- REQUIRED ACTION -
Pull every line of the entries that has the word "JSON".

------------------------------------

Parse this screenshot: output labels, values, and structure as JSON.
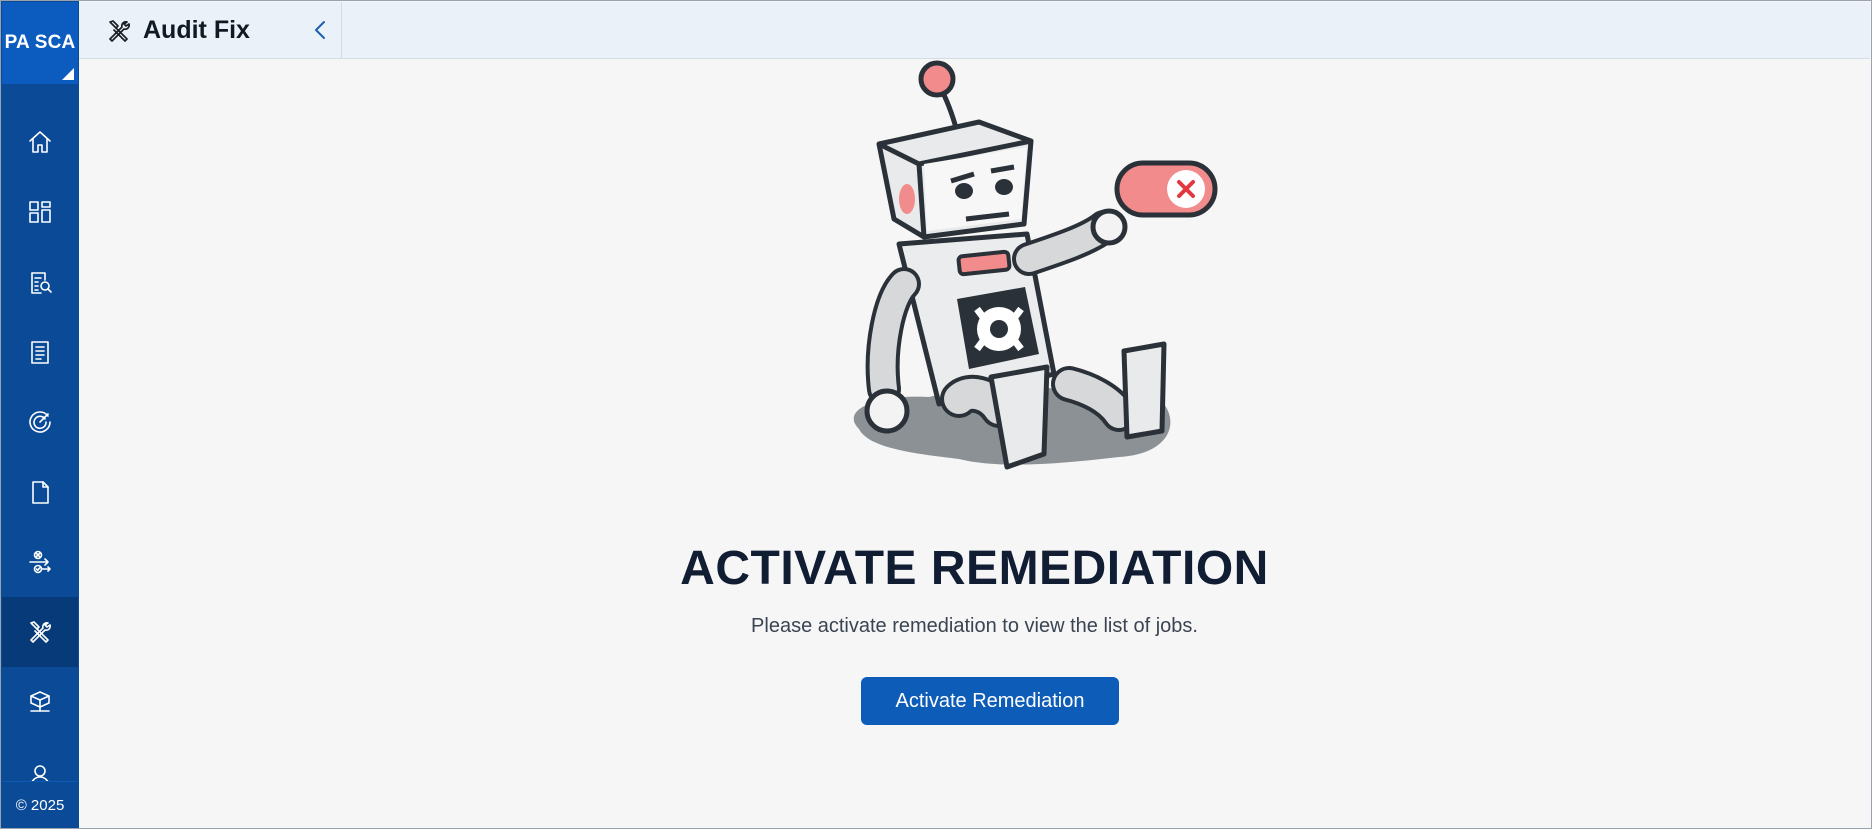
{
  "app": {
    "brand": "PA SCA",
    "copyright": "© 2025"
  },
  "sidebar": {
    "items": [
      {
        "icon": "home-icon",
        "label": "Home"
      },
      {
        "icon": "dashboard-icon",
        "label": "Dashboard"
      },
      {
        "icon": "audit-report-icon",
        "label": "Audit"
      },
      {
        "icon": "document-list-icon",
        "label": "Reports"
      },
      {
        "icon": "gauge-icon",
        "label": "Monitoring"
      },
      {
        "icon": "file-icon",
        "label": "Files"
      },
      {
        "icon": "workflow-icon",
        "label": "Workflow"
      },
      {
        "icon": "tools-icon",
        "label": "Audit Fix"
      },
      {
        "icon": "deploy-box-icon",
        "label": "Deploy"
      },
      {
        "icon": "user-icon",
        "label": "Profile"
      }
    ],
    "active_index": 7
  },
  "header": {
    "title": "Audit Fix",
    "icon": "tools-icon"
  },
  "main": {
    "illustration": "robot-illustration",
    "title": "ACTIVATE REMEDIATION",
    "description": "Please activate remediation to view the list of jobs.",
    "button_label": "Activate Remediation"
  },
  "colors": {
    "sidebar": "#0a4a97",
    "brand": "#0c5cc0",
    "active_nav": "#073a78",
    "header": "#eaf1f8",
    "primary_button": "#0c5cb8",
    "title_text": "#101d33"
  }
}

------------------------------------

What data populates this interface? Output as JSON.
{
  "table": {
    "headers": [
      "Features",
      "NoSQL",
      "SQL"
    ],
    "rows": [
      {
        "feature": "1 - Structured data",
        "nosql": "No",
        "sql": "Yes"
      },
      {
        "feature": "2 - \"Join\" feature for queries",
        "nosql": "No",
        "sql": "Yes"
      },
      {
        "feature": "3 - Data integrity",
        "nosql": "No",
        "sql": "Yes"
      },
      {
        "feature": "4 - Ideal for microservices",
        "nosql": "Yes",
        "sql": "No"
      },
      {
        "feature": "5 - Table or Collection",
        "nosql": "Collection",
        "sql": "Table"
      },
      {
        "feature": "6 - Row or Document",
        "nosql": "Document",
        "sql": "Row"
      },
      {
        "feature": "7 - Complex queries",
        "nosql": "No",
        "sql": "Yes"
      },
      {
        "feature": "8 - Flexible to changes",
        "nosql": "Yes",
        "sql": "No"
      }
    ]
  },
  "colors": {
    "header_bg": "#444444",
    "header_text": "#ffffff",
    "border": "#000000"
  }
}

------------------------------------

- ANSWER BOX -
Parse this screenshot: output labels, values, and structure as JSON.
What data populates this interface? Output as JSON.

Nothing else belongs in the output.